Personalization Requires Identifying Signifiers About Your Visitors
In the travel industry, it's common for people to research before purchasing or researching travel for someone else, a group, or particular situations like weddings. This means that personalizing based on rules creates a customer experience that does not nurture the relationship.
Recently I was asked for advice on transportation from London Heathrow or London Gatwick to an area outside of Greater London. This traveler's pain point was traveling with two adults, two children, and numerous pieces of luggage. They wanted advice on options such as minicabs, taxis, buses, etc. Based on previous travels alone with an infant from south London to London Heathrow, I thought a particular service might be helpful: transporting luggage for an efficient fee while allowing you to take public transportation like trains more efficiently. If you haven't been to the UK, as this group hasn't, the distances are not apparent, nor are the vast numbers of stairs you might need to carry luggage on any public transport. I went to the website to gather information about transporting luggage in this scenario. I wanted to make sure the business was still in operation and see what service areas were offered.
This company had provided me with such an excellent service in the past that I hoped it would be a possible solution. I have always held this brand in high regard and hoped they would expand services. I hoped for this even though the second time I used this company turned into a bit of a fiasco on a day I was setting to move thousands of miles! The chaos wasn't the company's fault so much as it was the fault of the immigration, so the confusion didn't change my brand loyalty. But something did! An annoying digital experience.
The day after visiting the site, I received an email that made me grimace. The email explained that since travel was booming back, I'd better book my slot soon before they were all filled. There were a few thoughts that came to mind:
- When I visited the site, it didn't signal that slots were filling up.
- I did not interact with any content about a reservation or booking.
- It was the first time I'd visited the site in almost four years.
- The email wasn't personalized.
- How long will I continue getting emails?
None of my thoughts were positive. Nothing made me more inclined to use the service. But I did unsubscribe from their database. Will I return? Will I send anyone a link to the site?
Investing in the right tools but failing on the execution
Customer experience in digital channels typically lacks empathy. Companies acquire new platforms and configure them based on their intent. The problem is when their intent fails to be empathetic to visitors' needs. You might think the potential loss of sending an email is low. But if your emails cause someone to unsubscribe, you've lost your investment in acquiring their email. You've potentially lost the trust or interest in the brand you worked for. You may have lost the investment in building up knowledge of a service only to redirect your investment to a competitor who executes the digital experience better than you do. Digitizing customer experience has no meaning if brands are not infusing it with empathy to truly deliver a meaningful experience.
What would I recommend the company has done differently?
First thing first: understanding user intent
First, think about the reasons someone is going to the site. How can you distinguish between someone who is merely gathering information, someone researching for someone else, or someone that has booked travel and has a current need for this service?

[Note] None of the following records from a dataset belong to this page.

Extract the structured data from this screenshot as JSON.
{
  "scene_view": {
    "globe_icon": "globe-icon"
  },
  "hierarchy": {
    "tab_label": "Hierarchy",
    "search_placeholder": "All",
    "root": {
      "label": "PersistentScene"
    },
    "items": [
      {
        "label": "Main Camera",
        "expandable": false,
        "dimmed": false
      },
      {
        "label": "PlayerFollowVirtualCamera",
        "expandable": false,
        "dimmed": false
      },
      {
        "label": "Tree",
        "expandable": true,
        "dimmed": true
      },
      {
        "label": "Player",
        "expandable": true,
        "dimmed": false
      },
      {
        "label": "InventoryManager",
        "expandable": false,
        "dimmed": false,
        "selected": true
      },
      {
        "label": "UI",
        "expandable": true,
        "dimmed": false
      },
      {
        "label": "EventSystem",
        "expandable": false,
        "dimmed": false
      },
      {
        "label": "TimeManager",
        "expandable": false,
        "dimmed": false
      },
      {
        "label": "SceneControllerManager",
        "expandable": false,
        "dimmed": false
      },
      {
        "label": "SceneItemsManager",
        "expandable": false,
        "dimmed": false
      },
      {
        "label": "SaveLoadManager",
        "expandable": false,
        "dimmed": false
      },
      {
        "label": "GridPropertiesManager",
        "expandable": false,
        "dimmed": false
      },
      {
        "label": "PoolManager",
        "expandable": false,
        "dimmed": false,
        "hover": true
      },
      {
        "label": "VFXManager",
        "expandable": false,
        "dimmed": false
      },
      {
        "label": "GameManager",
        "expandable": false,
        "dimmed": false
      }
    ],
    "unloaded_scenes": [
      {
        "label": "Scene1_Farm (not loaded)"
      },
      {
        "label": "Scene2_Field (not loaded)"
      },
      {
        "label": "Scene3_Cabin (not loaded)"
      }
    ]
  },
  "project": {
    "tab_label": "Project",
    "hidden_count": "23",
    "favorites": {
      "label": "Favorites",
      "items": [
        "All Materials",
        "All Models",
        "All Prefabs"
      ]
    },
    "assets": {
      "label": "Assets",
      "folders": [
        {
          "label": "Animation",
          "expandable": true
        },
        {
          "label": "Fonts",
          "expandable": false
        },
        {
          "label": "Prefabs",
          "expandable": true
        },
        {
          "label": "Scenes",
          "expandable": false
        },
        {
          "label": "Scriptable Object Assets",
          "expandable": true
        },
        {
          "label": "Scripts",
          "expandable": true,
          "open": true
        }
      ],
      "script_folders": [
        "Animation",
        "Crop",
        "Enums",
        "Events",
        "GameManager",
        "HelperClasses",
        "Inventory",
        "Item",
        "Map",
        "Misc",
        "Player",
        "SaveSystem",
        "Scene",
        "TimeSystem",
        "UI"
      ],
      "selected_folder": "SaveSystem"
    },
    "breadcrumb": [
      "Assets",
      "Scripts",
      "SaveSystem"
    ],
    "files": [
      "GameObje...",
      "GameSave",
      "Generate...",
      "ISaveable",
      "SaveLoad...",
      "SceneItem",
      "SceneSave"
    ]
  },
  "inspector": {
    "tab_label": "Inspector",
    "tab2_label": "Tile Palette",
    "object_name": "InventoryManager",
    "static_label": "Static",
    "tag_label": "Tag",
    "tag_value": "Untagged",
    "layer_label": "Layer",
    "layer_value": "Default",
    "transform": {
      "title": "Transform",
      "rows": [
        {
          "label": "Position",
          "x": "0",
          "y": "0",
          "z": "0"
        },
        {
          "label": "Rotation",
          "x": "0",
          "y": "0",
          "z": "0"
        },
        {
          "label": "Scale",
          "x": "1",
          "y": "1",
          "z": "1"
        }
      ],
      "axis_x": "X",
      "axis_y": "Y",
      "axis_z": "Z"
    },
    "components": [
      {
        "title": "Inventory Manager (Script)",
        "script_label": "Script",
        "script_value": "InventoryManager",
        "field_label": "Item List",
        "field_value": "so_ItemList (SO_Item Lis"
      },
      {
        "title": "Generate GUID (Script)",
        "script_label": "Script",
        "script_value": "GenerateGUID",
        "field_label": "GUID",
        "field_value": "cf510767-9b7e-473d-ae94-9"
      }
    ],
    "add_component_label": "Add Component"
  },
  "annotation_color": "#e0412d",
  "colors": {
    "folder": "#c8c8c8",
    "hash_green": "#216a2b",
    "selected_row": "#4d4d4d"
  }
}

Customers currently on Sitecore can use a tool like the Sitecore Path Analyzer to examine how people are navigating the site. For others, there are solutions such as the Sitecore CDP, which can help you hypothesize and experiment to identify the subsequent best actions. When hypothesizing, you might consider what information identifies severe consideration or a likely need. Perhaps there is a sequence of pages, a volume of pages, or the input of information such as a date. In this scenario, many might assume that using a booking tool with dates is a good trigger for follow-up emails. Is it? Is it possible that the following best action is nothing? Maybe it's a display ad? Perhaps the next best action is setting up a trigger to nudge that visitor within a few days of the travel dates they put in when gathering price information?
Using date from other sources for personalization
In this case, the service requires that the buyer purchase a ticket on only a few specific airlines in the One World Alliance. An obvious win could be setting up an API to be used during the booking process to streamline the booking of baggage pickup and delivery. But that might also be too soon. When it comes to bookings on the website itself, understanding if a ticket is purchased is one of the most critical information for setting up the right customer journey.
If you have a Customer Data Platform like Sitecore CDP, you could start using the decisioning engine to identify that a visitor is planning travel and considering ground transportation. Your CDP could provide a complete view of the customer and provide additional data such as when a customer travels when they're most likely to purchase, what could motivate them to complete a booking, and what has been ineffective.